I've been listening to John for a long time now. His teenage angst hasn't ever changed. But there is clearly some lyrical content on this album that is far more mature than before. The reviewer doesn't understand the humor that John has when he cuts his nose to spite his face. John's had it hard, anyone who's heard him interviewed knows that. Despite that, his songs show a depth of humor that is unusual and touches the inner soul of anyone who's ever struggled to make it. Thoreau once wrote that all men live a life of quiet desperation. John puts that desperation to music. He makes the desperation just a little less lonely. Great album!



Product: Audio CD
Title: The Fat of the Land
Label: Warner Brothers
Artist: The Prodigy
Rating: 4/5
Customer rating - 4 out of 5
Not bad, not bad at all...


The Fat of the Land, eh? What can be said about this that hasn't already been mentioned? Prodigy's breakthrough album (at least as far as you Yanks are concerned, these guys were already massive over here in good ol' Blighty, largely thanks to Liam Howlett's studio wizardry and songwriting know-how).
First off, it must be known that this album is nowhere near as good as the Prodge's previous CDs, "Experience" and "Jilted Generation". Liam himself said that, after the worldwide smash of Firestarter, he had pretty much no idea how to follow up on that song (although he did an admirable job with Breathe and Smack My B***h Up, the other two singles from this album). But the other tracks are kind of hit and miss. Funky Sh** and Serial Thrilla start out well, but don't show much of a progression throughout their running time. Narayan bores the living death out of me (I find it hard to believe it was spawned by the same mind that gave us Voodoo People and The Heat (The Energy)). Diesel Power is admittidly very cool, largely thanks to Kool Keith's sophisticated verbosity. The less said about Fuel My Fire, the better.
What saddens me most about the Prodigy, is how most people tend to lump them in with every other mainstream electronica act (Chemical Bros, Crystal Method, Fatboy Slim), when they are, at least in this reviewer's humble opinion, so much better than those abominations (I stopped being a fan of the Chemicals as soon as I discovered a certain group called Meat Beat Manifesto, and I have always despised Fatboy Slim, even when I was a young nipper who knew sod-all about the musical underground). Still, when one listens to some of the songs on this album, it's excusable.
I've given this four stars as, despite its flaws, it's still a cracking listen (the positive moments far outweigh the negative ones), and easily one of the best mainstream CDs I've heard. Just don't expect to completely blown away as with previous Prodigy albums.
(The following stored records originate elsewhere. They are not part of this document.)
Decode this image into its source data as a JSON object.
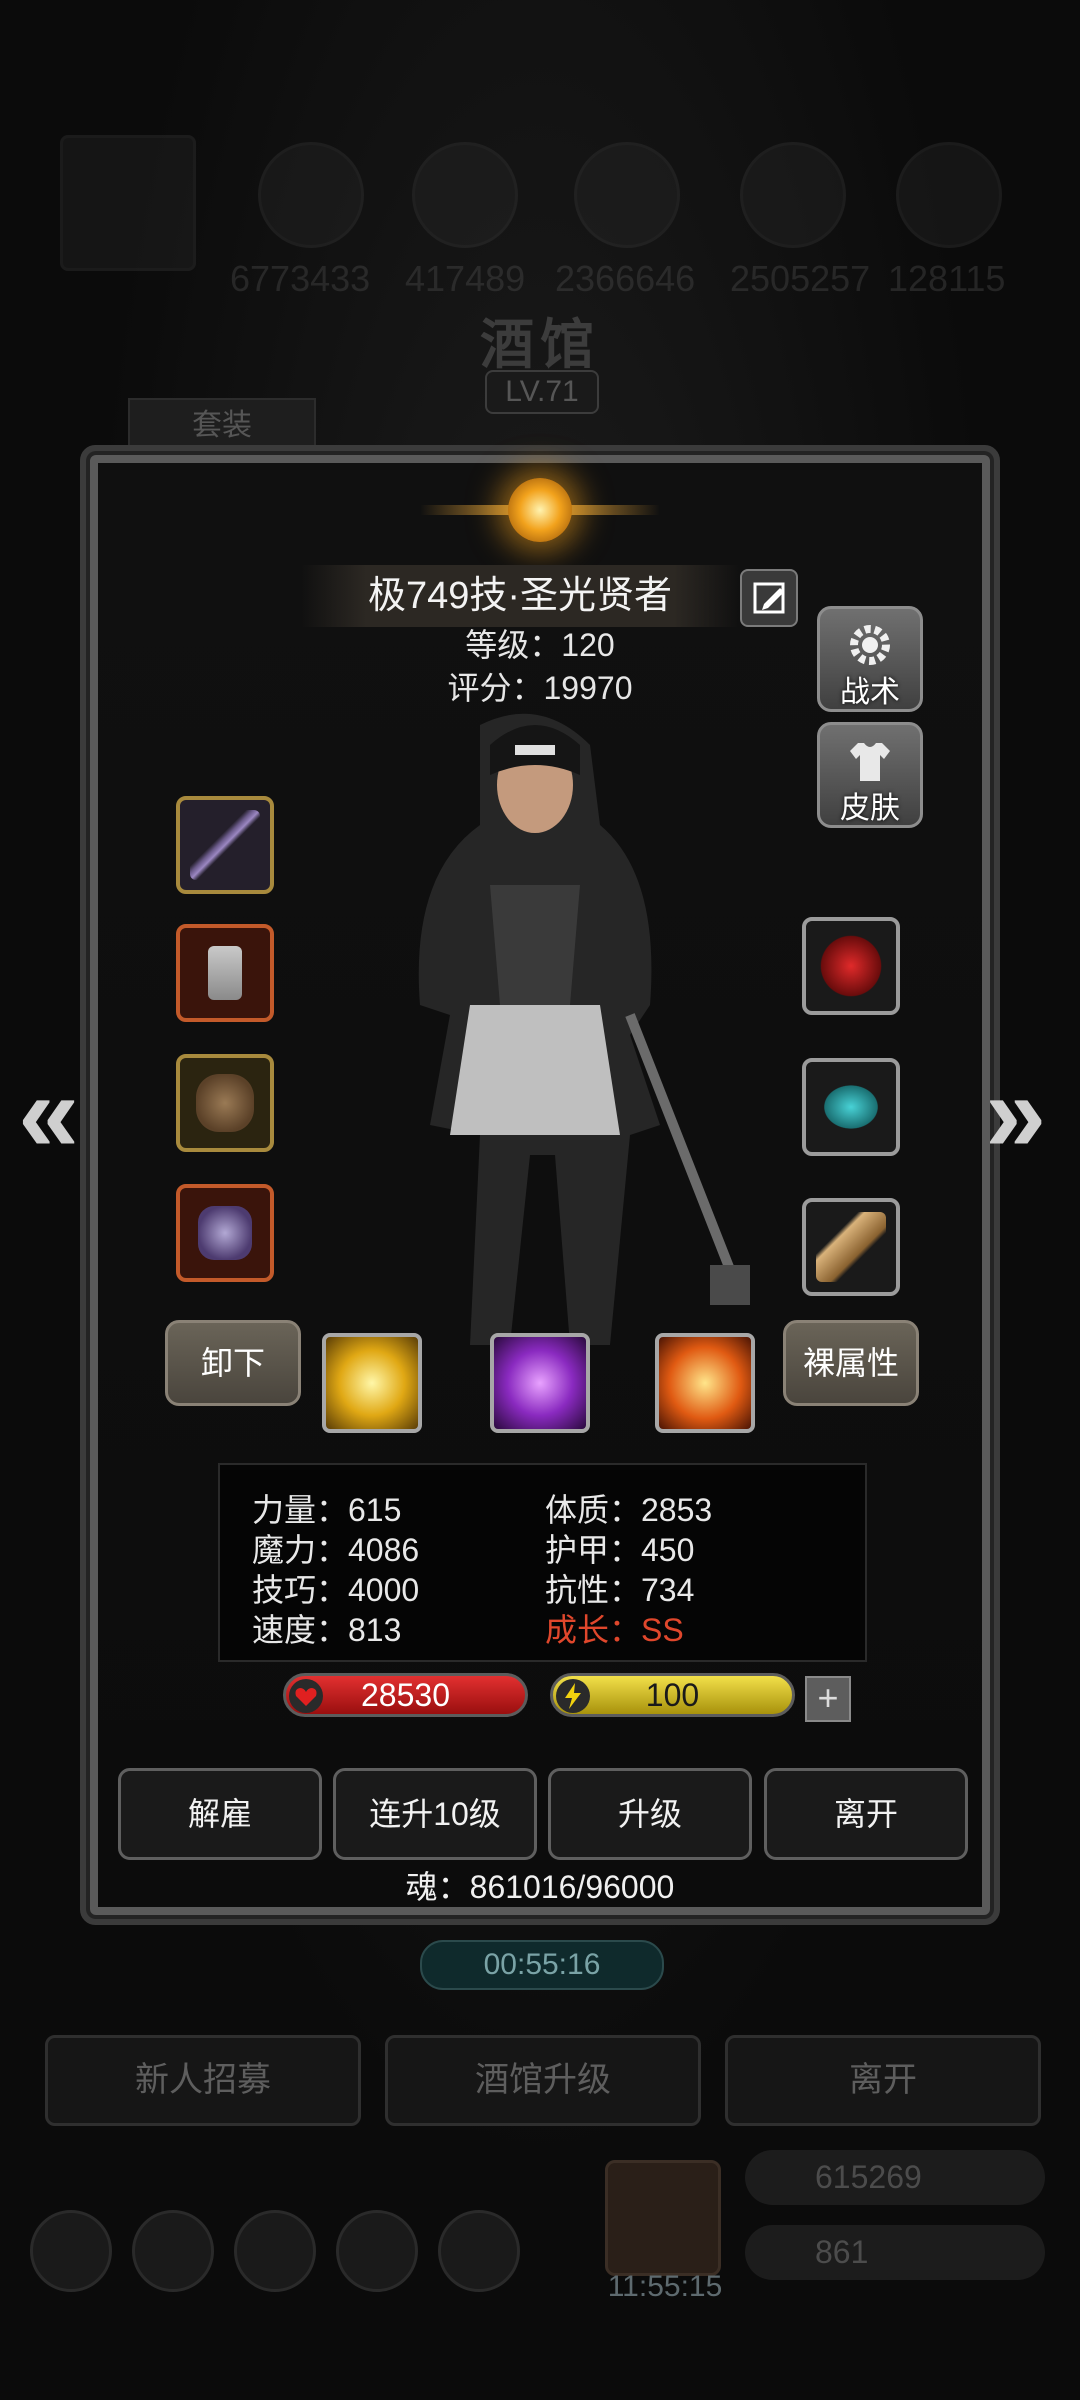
{
  "background": {
    "resources": [
      "6773433",
      "417489",
      "2366646",
      "2505257",
      "128115"
    ],
    "title": "酒馆",
    "level": "LV.71",
    "set_tab": "套装",
    "timer": "00:55:16",
    "buttons": [
      "新人招募",
      "酒馆升级",
      "离开"
    ],
    "gold": "615269",
    "gems": "861",
    "gift_timer": "11:55:15"
  },
  "hero": {
    "name": "极749技·圣光贤者",
    "level_text": "等级：120",
    "score_text": "评分：19970"
  },
  "side_buttons": {
    "tactics": "战术",
    "skin": "皮肤"
  },
  "actions": {
    "unequip": "卸下",
    "base_attr": "裸属性"
  },
  "stats": {
    "strength": "力量：615",
    "magic": "魔力：4086",
    "skill": "技巧：4000",
    "speed": "速度：813",
    "constitution": "体质：2853",
    "armor": "护甲：450",
    "resist": "抗性：734",
    "growth": "成长：SS"
  },
  "hp": "28530",
  "energy": "100",
  "bottom_buttons": {
    "dismiss": "解雇",
    "level10": "连升10级",
    "upgrade": "升级",
    "leave": "离开"
  },
  "soul": "魂：861016/96000",
  "colors": {
    "hp": "#c91515",
    "energy": "#d9c323",
    "growth": "#e0472c"
  }
}
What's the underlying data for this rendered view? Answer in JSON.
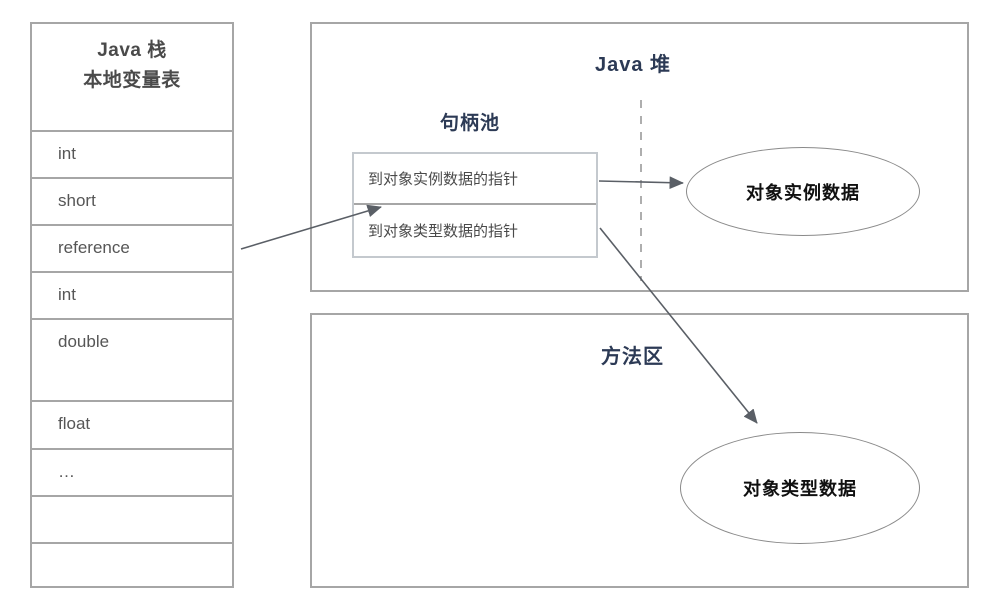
{
  "diagram": {
    "title_visible": false,
    "colors": {
      "region_border": "#a6a6a6",
      "region_title": "#2c3a55",
      "stack_text": "#565656",
      "arrow": "#5a5f66",
      "ellipse_border": "#8a8a8a",
      "handle_border": "#c4c9ce"
    }
  },
  "stack": {
    "header_line1": "Java 栈",
    "header_line2": "本地变量表",
    "rows": [
      {
        "label": "int"
      },
      {
        "label": "short"
      },
      {
        "label": "reference"
      },
      {
        "label": "int"
      },
      {
        "label": "double"
      },
      {
        "label": "float"
      },
      {
        "label": "…"
      },
      {
        "label": ""
      },
      {
        "label": ""
      }
    ]
  },
  "heap": {
    "title": "Java 堆",
    "handle_pool": {
      "title": "句柄池",
      "slots": [
        {
          "label": "到对象实例数据的指针"
        },
        {
          "label": "到对象类型数据的指针"
        }
      ]
    },
    "instance_ellipse": {
      "label": "对象实例数据"
    }
  },
  "method_area": {
    "title": "方法区",
    "type_ellipse": {
      "label": "对象类型数据"
    }
  },
  "connectors": [
    {
      "name": "reference-to-handle-pool",
      "from": "reference",
      "to": "句柄池"
    },
    {
      "name": "instance-pointer-to-instance-data",
      "from": "到对象实例数据的指针",
      "to": "对象实例数据"
    },
    {
      "name": "type-pointer-to-type-data",
      "from": "到对象类型数据的指针",
      "to": "对象类型数据"
    }
  ]
}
Oh, and I suggest you don't pay any heed to that thoughtless piece of ignorance posted by K.P. He/she plagarised the entire thing from a music review site called Music Junkies Anonymous. Here's a little tip - if you're gonna slag the mighty Prodge, at least make sure you're capable of writing something original.